By Beatrice Ouma
One of today’s parallel sessions of the Agricultural Investment, gender and Land conference looked at the business models through which investors engage farmers .
The first presentation by Emmanuel Sulle looked at the out-grower scheme model that has been adopted by sugar companies in Tanzania, specifically the case of Kilombero Sugar Company. The company promoted the out-grower scheme as source of cheap loans to farmers, improved infrastructure and social amenities. The contractual arrangements are done through a cane supply agreement which stipulates the division of proceeds between Kilombero and the out-growers through their associations. This division of proceeds currently stands as 57% for the out-growers and 43% for Kilombero. Oxymoronically, increased production by the out-growers has led to a reduction in cane harvesting because of a number of reasons. First, Kilombero’s milling facilities are operating at full capacity which means they sometimes have to stop farmers from delivering cane. Secondly, the ongoing arbitrary importation of sugar in Tanzania is proving challenging for local production. These factors result into late payments for the out-growers who have to absorb the costs of production. Scarcity of land and a decline in sugar profitability are also making it difficult for small out-growers and new comers to join the industry. The study cautions that unless these issues are addressed, poor out-growers are unlikely to benefit much from the initiative.

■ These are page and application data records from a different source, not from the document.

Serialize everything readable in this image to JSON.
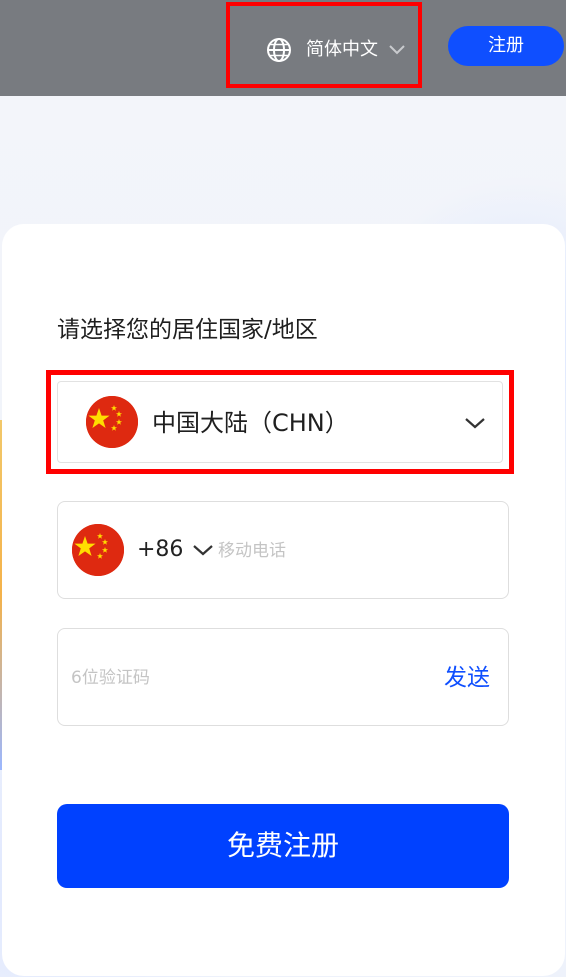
{
  "header": {
    "language": {
      "label": "简体中文",
      "icon": "globe-icon",
      "caret_icon": "chevron-down-icon"
    },
    "register_label": "注册"
  },
  "form": {
    "country_prompt": "请选择您的居住国家/地区",
    "country": {
      "flag_icon": "china-flag-icon",
      "name": "中国大陆（CHN）",
      "caret_icon": "chevron-down-icon"
    },
    "phone": {
      "flag_icon": "china-flag-icon",
      "dial_code": "+86",
      "placeholder": "移动电话",
      "value": ""
    },
    "code": {
      "placeholder": "6位验证码",
      "value": "",
      "send_label": "发送"
    },
    "submit_label": "免费注册"
  },
  "colors": {
    "header_bg": "#787b80",
    "accent": "#0041ff",
    "highlight": "#ff0000",
    "flag_red": "#de2910",
    "flag_yellow": "#ffde00"
  }
}
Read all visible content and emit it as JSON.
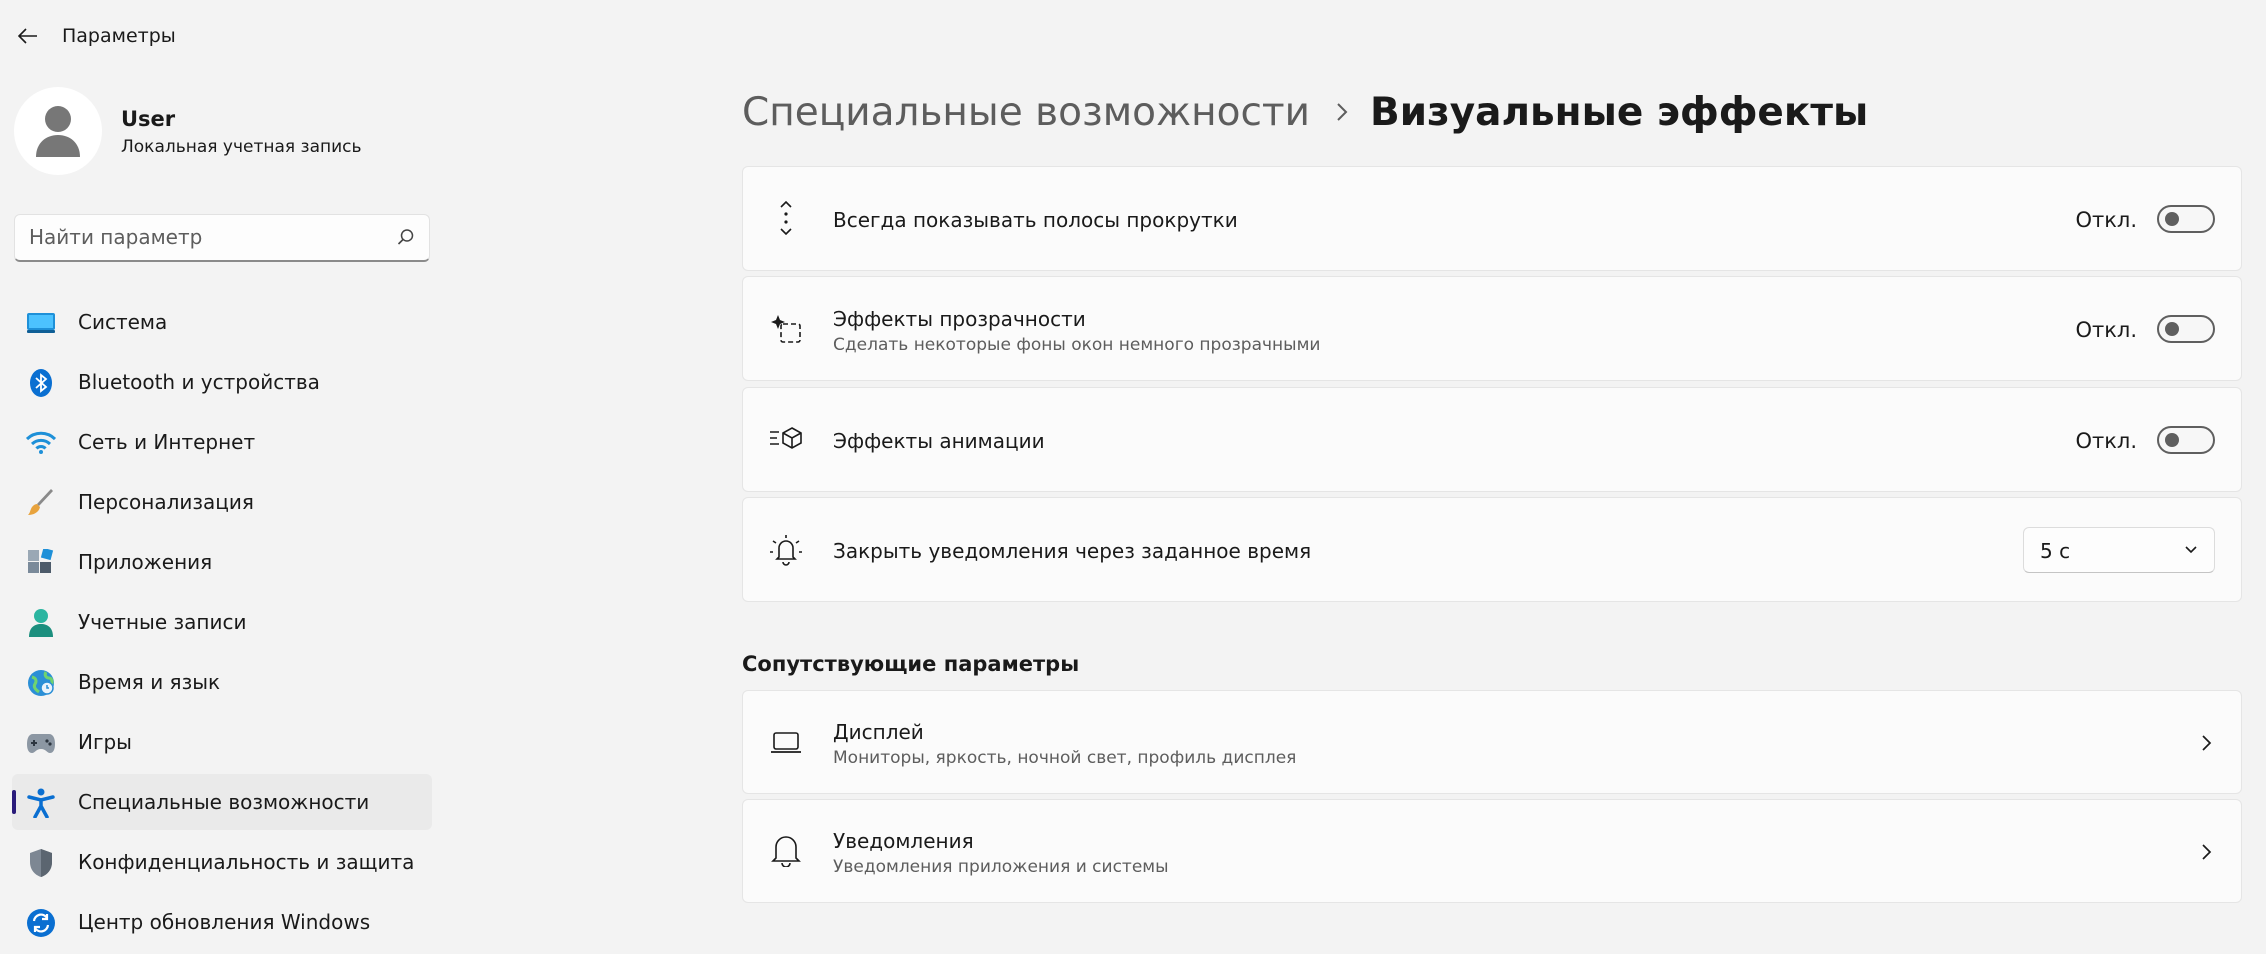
{
  "app": {
    "title": "Параметры"
  },
  "profile": {
    "name": "User",
    "account_type": "Локальная учетная запись"
  },
  "search": {
    "placeholder": "Найти параметр"
  },
  "sidebar": {
    "items": [
      {
        "label": "Система",
        "icon": "system-icon"
      },
      {
        "label": "Bluetooth и устройства",
        "icon": "bluetooth-icon"
      },
      {
        "label": "Сеть и Интернет",
        "icon": "wifi-icon"
      },
      {
        "label": "Персонализация",
        "icon": "brush-icon"
      },
      {
        "label": "Приложения",
        "icon": "apps-icon"
      },
      {
        "label": "Учетные записи",
        "icon": "account-icon"
      },
      {
        "label": "Время и язык",
        "icon": "globe-icon"
      },
      {
        "label": "Игры",
        "icon": "gamepad-icon"
      },
      {
        "label": "Специальные возможности",
        "icon": "accessibility-icon",
        "active": true
      },
      {
        "label": "Конфиденциальность и защита",
        "icon": "shield-icon"
      },
      {
        "label": "Центр обновления Windows",
        "icon": "update-icon"
      }
    ]
  },
  "breadcrumb": {
    "parent": "Специальные возможности",
    "current": "Визуальные эффекты"
  },
  "settings": [
    {
      "title": "Всегда показывать полосы прокрутки",
      "state": "Откл.",
      "icon": "scrollbar-icon"
    },
    {
      "title": "Эффекты прозрачности",
      "subtitle": "Сделать некоторые фоны окон немного прозрачными",
      "state": "Откл.",
      "icon": "transparency-icon"
    },
    {
      "title": "Эффекты анимации",
      "state": "Откл.",
      "icon": "animation-icon"
    },
    {
      "title": "Закрыть уведомления через заданное время",
      "value": "5 с",
      "icon": "notification-timer-icon"
    }
  ],
  "related": {
    "title": "Сопутствующие параметры",
    "items": [
      {
        "title": "Дисплей",
        "subtitle": "Мониторы, яркость, ночной свет, профиль дисплея",
        "icon": "laptop-icon"
      },
      {
        "title": "Уведомления",
        "subtitle": "Уведомления приложения и системы",
        "icon": "bell-icon"
      }
    ]
  },
  "colors": {
    "background": "#f3f3f3",
    "card": "#fbfbfb",
    "accent_indicator": "#2a1b7a"
  }
}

The second presentation by Sane Zuka from Malawi also looked at the out-grower model in relation to benefits/ or lack thereof by women. Out-growers sell sugar cane to Ilovo, a company specialising in sugar production, through private contractors. Farmers are then paid net returns after of all management and association fees from gross sales of sugar sucrose have been deducted. Other deductions include membership fees to these private contractors and overhead fees which include millers charge (40%), management fees of between 15% to 20%. Other fees include development charges, irrigation charges, fertilizer transport charges & loan repayment charges. All these costs imply that farmers, especially the poor ones hardly make any profits. This, in turn is has made the out-grower scheme very unpopular among farmers and many, especially women are withdrawing, as there is no much economic benefit.
A corporate social responsibility perspective was presented by Craig MacGillivray from the wine farm, Solms Delta in South Africa. Because of the land inequality history in South Africa, Solms Delta set out to institute land reforms within the farm through a Black Empowerment programme. The company set up a Trust for the farm workers which now owns 33% of the business. Profit from wine sales are used to build and refurbish decent and comfortable homes for farm workers and their families, create recreational facilities, and provide other social services.
The last presentation of the session highlighted a case by Vanduzi company from Mozambique which has established contractual arrangements with farmers to grow and sell vegetables for export market. The company signs individual contracts with farmers and offers support in terms of inputs and technical support. According to Takunda Shava, 30% of contracted farmers are women.
The key message from the session was that no business model is perfect and each context requires a unique approach. As highlighted by the Malawi case study, while the out-grower model has the potential to bring opportunities to farmers, the same model can directly or indirectly threaten their social and economic survival. The South African case study highlighted challenges in investing a lot of time and resources in social relations and the contractual arrangement study from Mozambique has the potentially to lock out poor farmers whose businesses are not considered viable and sustainable.